Imagine if your kids came back from their summer holiday claiming to be tired and indolent – would you give them another 2-3 weeks break so they could get back into gear? A few weeks in which they only have to focus on doing parts of their homework? Or would you expect them to get back on track with the grammar and math as soon as possible?

Would the Tour de France let the riders start the stages and tell them to take it easy the first week and then get into the game when they feel like it – with the hope that they will catch up in the last two weeks with a maximum pressure on their shoulders every day?

Experts on stress management often claim that employees should be given some peace and quiet right after their holiday – but that’s not true. You wouldn’t let your kids do it and you wouldn’t let an employee do it either (also assuming that the employee wouldn’t be satisfied with only 2/3 of his salary the first month).

It all about getting back on track as quickly as possible

Hopefully, you made a plan for what needs to be done – which goals to achieve in the third quarter or second half of the year – before your vacation started. And hopefully, you tidied your desk. If you haven’t done that, here are some hands-on, productive tips:

Clean up your desk and prioritize your assignments

Make a list of priorities including which tasks are urgent and which are important (use the Eisenhower Matrix Principle – know it or Google it). Only prioritize – do now start working on any of the assignments. Even if you think “this will only take 3-4 minutes,” the amount of 3-4 minute tasks will eat up your day. So:

Discard everything that is long overdue, and everything that is not your responsibility. However, send an email about it to the person who gave you the task. Just so he/she knows.

Delete everything that is not relevant for you (missed deadlines, CCs in emails, etc.)

Re-assign tasks that don’t belong on your list of most important to-dos. The people you re-assign to will then evaluate if it’s important to them.

Plan when you are going to solve the rest of the tasks. Keep deadlines and the time you expect to spend on each task in mind.

Sort out emails and snail mail

1. If it’s not important to you or your company, hit delete

2. If it only takes 30 seconds, do it now

3. If it takes more than 30 seconds, put the task in your Outlook calendar or to do list and reply the sender when he can expect the problem solved

Have a nice lunch break with your colleagues

It’s during this time that you can all talk about what you’ve been up to. Everyone is free to share their holiday experiences instead of walking around the office telling the same stories 3-4 times – and disturb people who are trying to get some work done.

Plan goals, deadlines and tasks for the upcoming period with your manager/boss
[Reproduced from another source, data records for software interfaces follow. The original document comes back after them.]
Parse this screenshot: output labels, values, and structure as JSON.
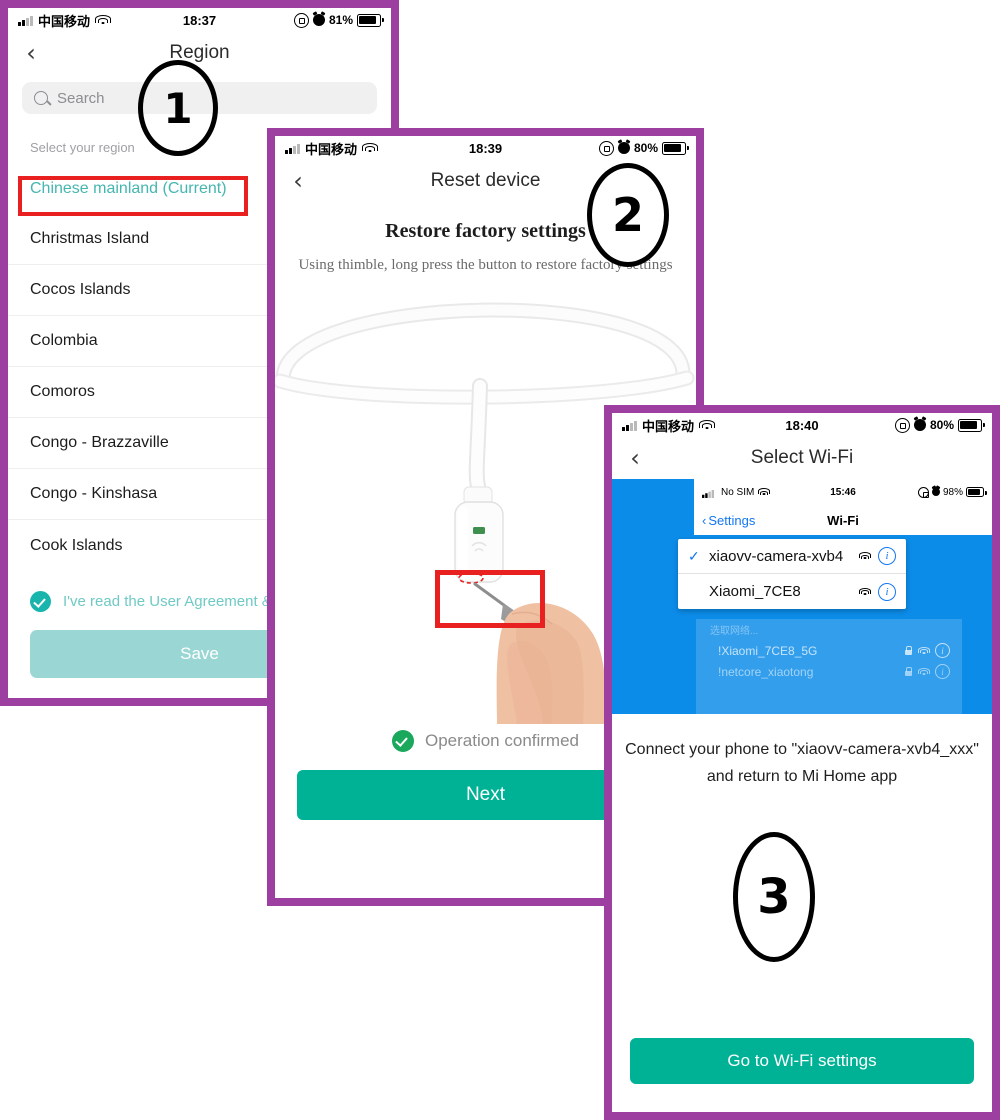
{
  "panel1": {
    "status": {
      "carrier": "中国移动",
      "time": "18:37",
      "battery": "81%",
      "signal_icon": "signal-bars-icon",
      "wifi_icon": "wifi-icon",
      "rotation_icon": "rotation-lock-icon",
      "alarm_icon": "alarm-clock-icon",
      "battery_icon": "battery-icon"
    },
    "nav": {
      "back_icon": "chevron-left-icon",
      "title": "Region"
    },
    "search": {
      "placeholder": "Search",
      "icon": "search-icon"
    },
    "section_label": "Select your region",
    "regions": [
      {
        "name": "Chinese mainland (Current)",
        "current": true
      },
      {
        "name": "Christmas Island",
        "current": false
      },
      {
        "name": "Cocos Islands",
        "current": false
      },
      {
        "name": "Colombia",
        "current": false
      },
      {
        "name": "Comoros",
        "current": false
      },
      {
        "name": "Congo - Brazzaville",
        "current": false
      },
      {
        "name": "Congo - Kinshasa",
        "current": false
      },
      {
        "name": "Cook Islands",
        "current": false
      }
    ],
    "agreement": "I've read the User Agreement & P",
    "save_label": "Save",
    "highlight_color": "#e8201f",
    "accent_color": "#45b6b0"
  },
  "panel2": {
    "status": {
      "carrier": "中国移动",
      "time": "18:39",
      "battery": "80%"
    },
    "nav": {
      "title": "Reset device"
    },
    "heading": "Restore factory settings",
    "subheading": "Using thimble, long press the button to restore factory settings",
    "confirm_text": "Operation confirmed",
    "next_label": "Next",
    "accent_color": "#00b295",
    "highlight_color": "#e8201f"
  },
  "panel3": {
    "status": {
      "carrier": "中国移动",
      "time": "18:40",
      "battery": "80%"
    },
    "nav": {
      "title": "Select Wi-Fi"
    },
    "inner_status": {
      "carrier": "No SIM",
      "time": "15:46",
      "battery": "98%"
    },
    "inner_nav": {
      "back_label": "Settings",
      "title": "Wi-Fi"
    },
    "networks": [
      {
        "name": "xiaovv-camera-xvb4",
        "checked": true,
        "locked": false
      },
      {
        "name": "Xiaomi_7CE8",
        "checked": false,
        "locked": false
      }
    ],
    "faded_header": "选取网络...",
    "faded_networks": [
      {
        "name": "!Xiaomi_7CE8_5G",
        "locked": true
      },
      {
        "name": "!netcore_xiaotong",
        "locked": true
      }
    ],
    "hint_line1": "Connect your phone to \"xiaovv-camera-xvb4_xxx\"",
    "hint_line2": "and return to Mi Home app",
    "button_label": "Go to Wi-Fi settings",
    "accent_color": "#00b295"
  },
  "markers": {
    "one": "1",
    "two": "2",
    "three": "3"
  },
  "frame_color": "#9c3fa0"
}
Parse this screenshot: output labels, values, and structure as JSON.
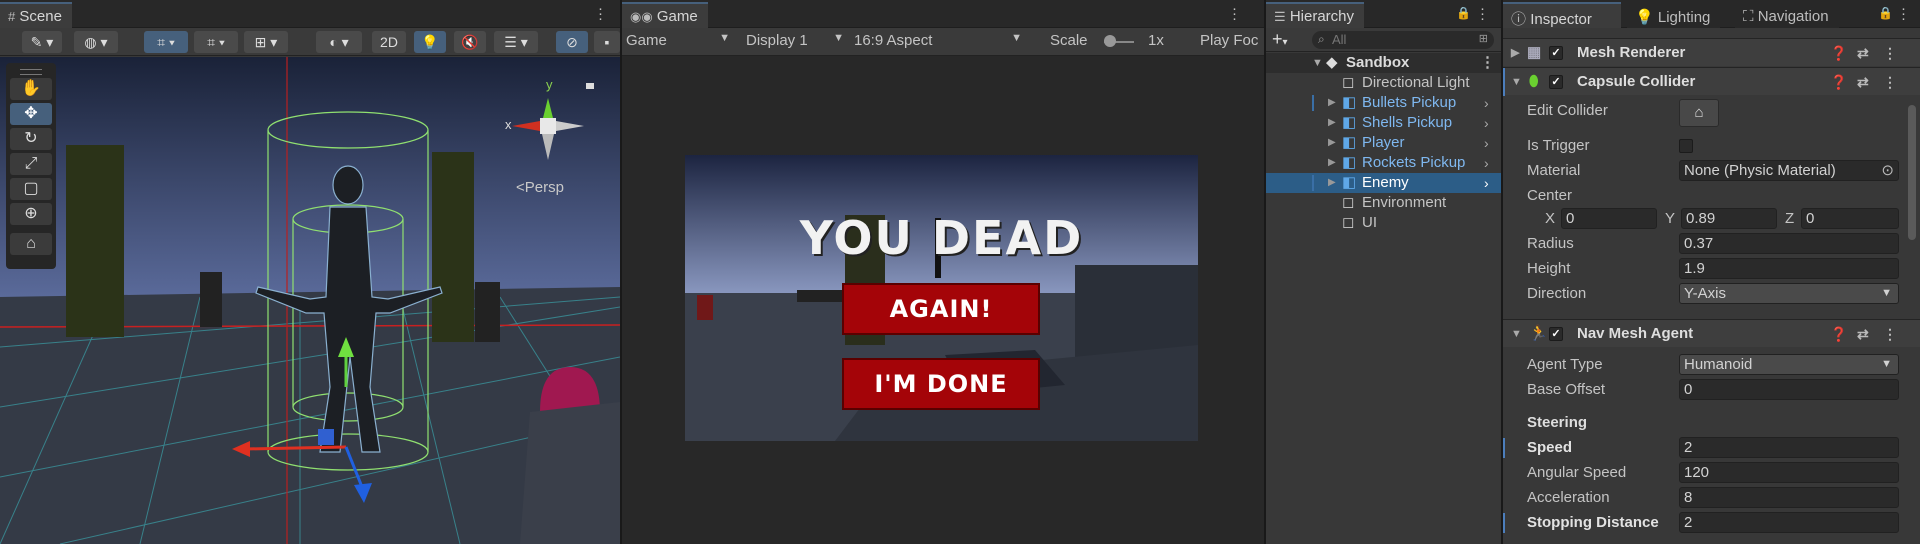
{
  "scene": {
    "tab_label": "Scene",
    "two_d_label": "2D",
    "persp_label": "Persp",
    "gizmo_y": "y",
    "gizmo_x": "x",
    "tools": [
      "hand-tool",
      "move-tool",
      "rotate-tool",
      "scale-tool",
      "rect-tool",
      "transform-tool",
      "custom-tool"
    ]
  },
  "game": {
    "tab_label": "Game",
    "mode_label": "Game",
    "display_label": "Display 1",
    "aspect_label": "16:9 Aspect",
    "scale_label": "Scale",
    "scale_value": "1x",
    "play_focused_label": "Play Foc",
    "screen_title": "YOU DEAD",
    "again_button": "AGAIN!",
    "done_button": "I'M DONE"
  },
  "hierarchy": {
    "tab_label": "Hierarchy",
    "search_placeholder": "All",
    "scene_name": "Sandbox",
    "items": [
      {
        "name": "Directional Light",
        "prefab": false,
        "arrow": false
      },
      {
        "name": "Bullets Pickup",
        "prefab": true,
        "arrow": true
      },
      {
        "name": "Shells Pickup",
        "prefab": true,
        "arrow": true
      },
      {
        "name": "Player",
        "prefab": true,
        "arrow": true
      },
      {
        "name": "Rockets Pickup",
        "prefab": true,
        "arrow": true
      },
      {
        "name": "Enemy",
        "prefab": true,
        "arrow": true,
        "selected": true
      },
      {
        "name": "Environment",
        "prefab": false,
        "arrow": false
      },
      {
        "name": "UI",
        "prefab": false,
        "arrow": false
      }
    ]
  },
  "inspector": {
    "tabs": [
      "Inspector",
      "Lighting",
      "Navigation"
    ],
    "mesh_renderer": "Mesh Renderer",
    "capsule_collider": {
      "title": "Capsule Collider",
      "edit_collider": "Edit Collider",
      "is_trigger": "Is Trigger",
      "material_label": "Material",
      "material_value": "None (Physic Material)",
      "center_label": "Center",
      "cx_label": "X",
      "cx": "0",
      "cy_label": "Y",
      "cy": "0.89",
      "cz_label": "Z",
      "cz": "0",
      "radius_label": "Radius",
      "radius": "0.37",
      "height_label": "Height",
      "height": "1.9",
      "direction_label": "Direction",
      "direction": "Y-Axis"
    },
    "nav_mesh_agent": {
      "title": "Nav Mesh Agent",
      "agent_type_label": "Agent Type",
      "agent_type": "Humanoid",
      "base_offset_label": "Base Offset",
      "base_offset": "0",
      "steering_label": "Steering",
      "speed_label": "Speed",
      "speed": "2",
      "angular_speed_label": "Angular Speed",
      "angular_speed": "120",
      "acceleration_label": "Acceleration",
      "acceleration": "8",
      "stopping_distance_label": "Stopping Distance",
      "stopping_distance": "2"
    }
  },
  "colors": {
    "selection": "#2c5d87",
    "prefab_text": "#7fb8f0",
    "game_button": "#a40408"
  }
}
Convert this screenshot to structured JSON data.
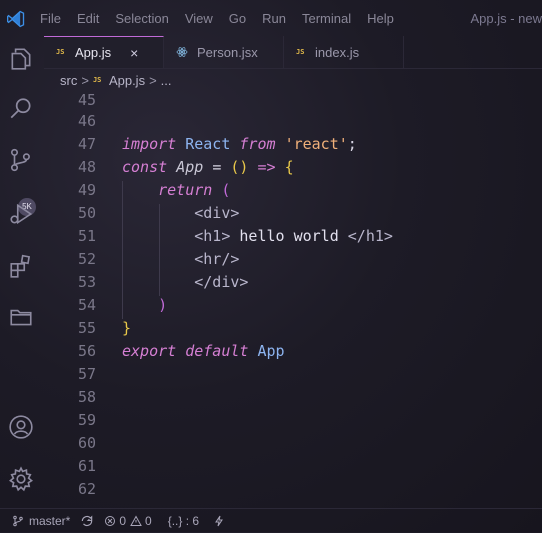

Things may have happened during your vacation that will influence you or the people you work with. You need to focus on what’s important to you. Actually, studies show that employees waste up to 50% of their work time on project or tasks that have no importance to them. Therefore, work together on planning out what you need to put at the top of your list of priorities and what you don’t need to focus on at all.

So, finally…

The table is clean. The assignments are prioritized. And you will quickly get back into gear. Now, get to work.

Welcome back!

This blog post was written by Søren Ellegaard from Train Company. Søren’s expertise is within personal efficiency training. Read his other post: 6 Tips on How to Stay Efficient during the Summer Holiday Season.

We’d like to know, how do you find the energy and motivation again after a long break? Please, comment in the box below.

Web_Banner-Comparision-Chart

 

Lisa Andersen
Lisa Andersen Content Editor
Part of Planday’s content team in Copenhagen, Lisa is into yoga and loves good writing. Her experience includes working with communication and PR for international grassroots organizations in Argentina and Bolivia.